Supreme Court Decision Robs Bar Regular Of Favorite Rant
Hoboken, New Jersey – Mulligan’s Pub regular Allen Kershaw, 66, is still recovering after the Supreme Court’s sports betting decision earlier this month robbed him of his favorite drunken rant. The tirade was a two-hour showstopper about the nonsensical nature of the sports betting prohibition.
“Ruined!” he screamed, his head resting on the bar. “All my years of hard work, flushed away by nine robe-wearing CLOWNS!”
On Monday, May 18, the high court voted 7 – 2 to throw out the Professional and Amateur Sports Protection Act of 1992. Mr. Kershaw’s rant was said to have been the product of constant fine-tuning since a trip to Las Vegas in 1999.
Upon his return from the desert and its legal sportsbooks, Mr. Kershaw began holding forth on a semi-weekly basis at Mulligan’s. The rant became almost a one-act play, touching on topics as diverse as the NCAA, the price of oil, and the “goddam President,” regardless of which person held the office at the time.
“It was really special, you know?” he said, tearfully nursing a beer. “The last year and a half?
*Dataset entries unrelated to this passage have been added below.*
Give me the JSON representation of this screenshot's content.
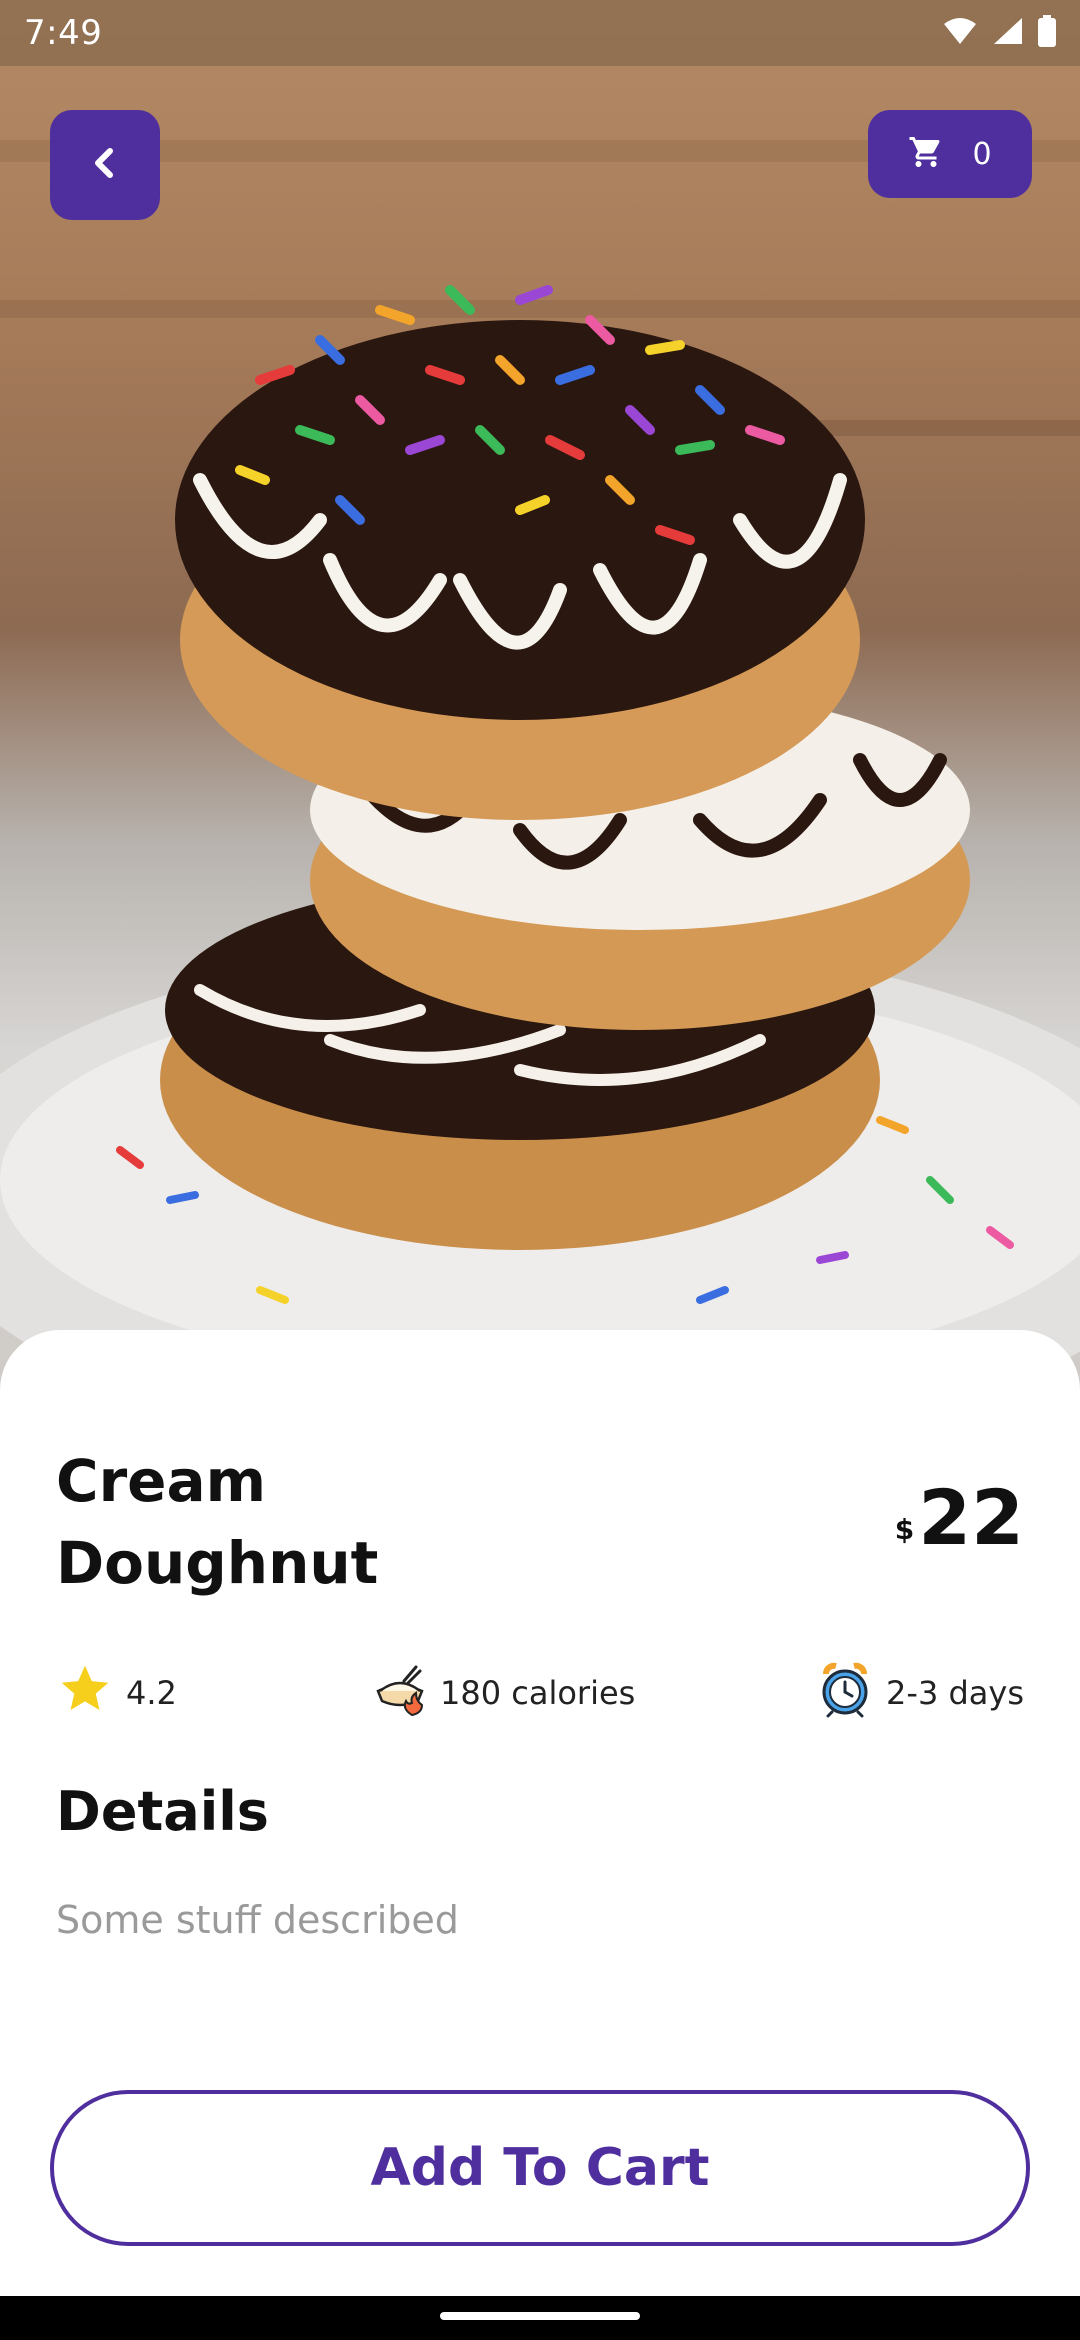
{
  "status_bar": {
    "time": "7:49"
  },
  "cart": {
    "count": "0"
  },
  "product": {
    "name": "Cream Doughnut",
    "currency": "$",
    "price": "22",
    "rating": "4.2",
    "calories": "180 calories",
    "delivery": "2-3 days"
  },
  "details": {
    "title": "Details",
    "text": "Some stuff described"
  },
  "actions": {
    "add_to_cart": "Add To Cart"
  },
  "colors": {
    "accent": "#4f2f9e",
    "star": "#f5cf1b",
    "muted_text": "#9a9a9a"
  },
  "icons": [
    "back-chevron-icon",
    "cart-icon",
    "star-icon",
    "calories-icon",
    "alarm-clock-icon",
    "wifi-icon",
    "signal-icon",
    "battery-icon"
  ]
}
With Trump? It had taken the thing to a whole new level.”
When news of the decision broke, patrons and staff of Mulligan’s immediately became concerned about Kershaw.
“Oh man…that was his thing,” said bartender Pete Hamlisch. “Once he got a few in ‘im, he’d go on and on about wanting to bet on whatever game was on.”
“The Rant” that united dozens
The performance eventually became part of Mulligan’s cultural fabric. Kershaw had many rants, but people would often try to goad him into “the sports betting thing.”
Once begun, the tirade would begin quietly on the shores of the Mekong River, where Kershaw had fought in Vietnam. Like a preacher, he built himself into a red-faced froth, climaxing on the line “I fought the Viet Cong, I took a bullet for my country, but GOD FORBID I BET A COUPLE HUNDRED ON THE JETS!”
Like well-known song lyrics, most other patrons would scream this last part with him. He often garnered standing ovations after particularly passionate performances.
“He really transcended the genre, I think,” opined waitress Shelly Hudson. “Depending on the brand of beer he was drinking, he could really find some deep truths.”
As of this writing, there were no reports that Kershaw is hard at work on new material. However, like all great artists, it’s unlikely he’ll stay down forever.
Article credit: Bart Shirley